James Whitmore, the Oscar-nominated and Emmy- and Tony-winning actor whose career spanned six decades, died of lung cancer at his Malibu home yesterday, Feb. 6., ’09. He was 87.
Though never an actual film star, throughout the years Whitmore worked for numerous top directors, ranging from William A. Wellman and John Huston to Ingmar Bergman and Frank Darabont. Whitmore also happened to be the only actor to have been nominated for an Academy Award for a film in which he was the sole cast member: Give ’em Hell, Harry!, the 1975 cinematic adaptation of his long-running one-man show (written by Samuel Gallu) about the life of US president Harry Truman.
Born on Oct. 1, 1921, in White Plains, N.Y., Whitmore began his Broadway career as a tough-talking sergeant in William Wister Haines’ 1947 drama Command Decision, for which he received a Tony. Although he failed to reprise his role in MGM’s 1948 film version – which went to one of the studio’s top stars, Van Johnson – Whitmore did play a similar character in another MGM production, Battleground, a generally well-regarded – personally, I find it appallingly conventional – 1949 World War II melodrama directed by William A. Wellman.
Starring Van Johnson, Battleground became a box office sensation, garnering six Academy Award nominations, among them best film, best director, and a best supporting actor nod for Whitmore. He eventually lost the Oscar to Dean Jagger for Henry King’s military drama 12 O’Clock High, but managed to take home that year’s Golden Globe. Whitmore, by the way, was the last surviving major Battleground cast member; curiously, his death took place within weeks of fellow players Van Johnson and Ricardo Montalban.
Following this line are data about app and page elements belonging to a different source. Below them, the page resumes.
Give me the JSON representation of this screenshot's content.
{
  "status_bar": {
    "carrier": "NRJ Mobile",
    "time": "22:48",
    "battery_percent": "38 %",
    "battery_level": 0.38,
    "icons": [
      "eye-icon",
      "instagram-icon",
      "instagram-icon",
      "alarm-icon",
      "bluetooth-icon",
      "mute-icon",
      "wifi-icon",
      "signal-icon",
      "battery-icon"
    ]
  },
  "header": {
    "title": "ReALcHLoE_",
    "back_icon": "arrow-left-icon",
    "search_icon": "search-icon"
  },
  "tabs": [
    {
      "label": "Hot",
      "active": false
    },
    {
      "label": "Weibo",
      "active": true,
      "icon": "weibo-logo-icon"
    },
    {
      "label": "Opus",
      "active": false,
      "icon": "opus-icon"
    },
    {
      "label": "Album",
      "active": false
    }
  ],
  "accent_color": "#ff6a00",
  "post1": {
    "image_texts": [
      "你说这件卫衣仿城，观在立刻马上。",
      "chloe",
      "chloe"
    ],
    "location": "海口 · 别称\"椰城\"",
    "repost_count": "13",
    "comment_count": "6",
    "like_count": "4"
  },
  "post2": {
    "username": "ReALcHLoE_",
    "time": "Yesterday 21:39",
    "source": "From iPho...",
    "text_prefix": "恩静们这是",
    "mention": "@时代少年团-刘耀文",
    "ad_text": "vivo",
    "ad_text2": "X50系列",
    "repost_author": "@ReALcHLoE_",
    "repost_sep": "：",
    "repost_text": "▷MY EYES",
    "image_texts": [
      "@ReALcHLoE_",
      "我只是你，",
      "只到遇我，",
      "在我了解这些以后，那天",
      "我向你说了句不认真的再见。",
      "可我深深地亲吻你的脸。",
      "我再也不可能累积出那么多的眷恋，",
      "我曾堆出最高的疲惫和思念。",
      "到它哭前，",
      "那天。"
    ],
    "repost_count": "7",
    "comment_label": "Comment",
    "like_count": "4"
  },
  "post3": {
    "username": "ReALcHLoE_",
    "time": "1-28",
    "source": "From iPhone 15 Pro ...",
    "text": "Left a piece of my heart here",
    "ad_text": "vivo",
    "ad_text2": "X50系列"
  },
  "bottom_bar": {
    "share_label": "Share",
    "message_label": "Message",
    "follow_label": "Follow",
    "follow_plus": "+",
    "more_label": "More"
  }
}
At about that time, MGM signed Whitmore, reportedly in an attempt to turn him into a younger Spencer Tracy. Whitmore, however, never reached Tracy’s heights at the box office, perhaps because the MGM of the 1950s was no longer the studio behemoth of two decades earlier. Or perhaps because of MGM’s choice of vehicles for its emerging talent: the studio usually opted to give Whitmore bigger roles in B movies – e.g., the so-horrendous-it’s-hilarious The Next Voice You Hear (1950), in which God talks to humankind on the radio; the moderately enjoyable crime comedy Mrs. O’Malley and Mr. Malone (1950), opposite Marjorie Main; Shadow in the Sky (1952), supporting Ralph Meeker; the Mario Lanza musical Because You’re Mine (1952) – while placing the actor further down the cast list in bigger films – e.g., the film noir The Asphalt Jungle (1950), starring Sterling Hayden; the melodrama Please Believe Me (1950), starring Deborah Kerr; and the musical Kiss Me Kate (1953), starring Howard Keel and Kathryn Grayson.
As his film career stalled in the mid-1950s, Whitmore began working on television. His countless TV appearances range from The Law and Mr. Jones (1960-1962), in which he starred as a lawyer named Abraham Lincoln Jones, to a guest stint in CSI: Crime Scene Investigation. In 2000, he received an Emmy for his guest actor performance in the series The Practice.
In addition to Give ’em Hell, Harry!, Whitmore also received rave notices for his two other one-man shows: Will Rogers’ U.S.A. (1974), about the folksy actor-humorist, and Bully (1977), in which he played U.S. president Theodore Roosevelt.
Whitmore, in fact, much preferred working on stage. “I find the process of making movies absolutely boring,” he told a reporter in 1994. “It’s so fragmented. You wait and wait and wait and then, look, as Jack Lemmon says, ‘It’s magic time.’ In the theater, once the curtain goes up, the actor is in charge.”
Among Whitmore’s (relatively) recent film appearances are those in Frank Darabont’s The Majestic (2001), with Jim Carrey; Peter Hyams’ The Relic (1997); the Barbra Streisand vehicle Nuts! (1987), playing a judge; and the crime drama The First Deadly Sin (1980), starring Frank Sinatra.
My favorite James Whitmore movie is Them!, a 1954 sci-fi thriller directed by Gordon Douglas for Warner Bros., in which mutant giant ants inconveniently decide to nest in Los Angeles, whereas my favorite James Whitmore performance is that of an elderly convict in Frank Darabont’s otherwise dismal The Shawshank Redemption (1994).
According to journalist Bob Thomas, Whitmore’s favorite among his films is Carl Lerner’s Black Like Me (1964) – which I haven’t seen – a tale inspired by actual events in which white reporter John Howard Griffin used medication to blacken his skin so as to experience life as a black man in the American South.
Recently, Whitmore supported Barack Obama for the US presidency, telling the crowd at a 2007 rally at Universal Studios’ Gibson Theatre that Obama had the wisdom “to deal with a very, very confused and complex country, and the world.” Additionally, last year he appeared in TV commercials for the First Freedom First campaign, which advocates religious liberty and the preservation of the separation of church and state.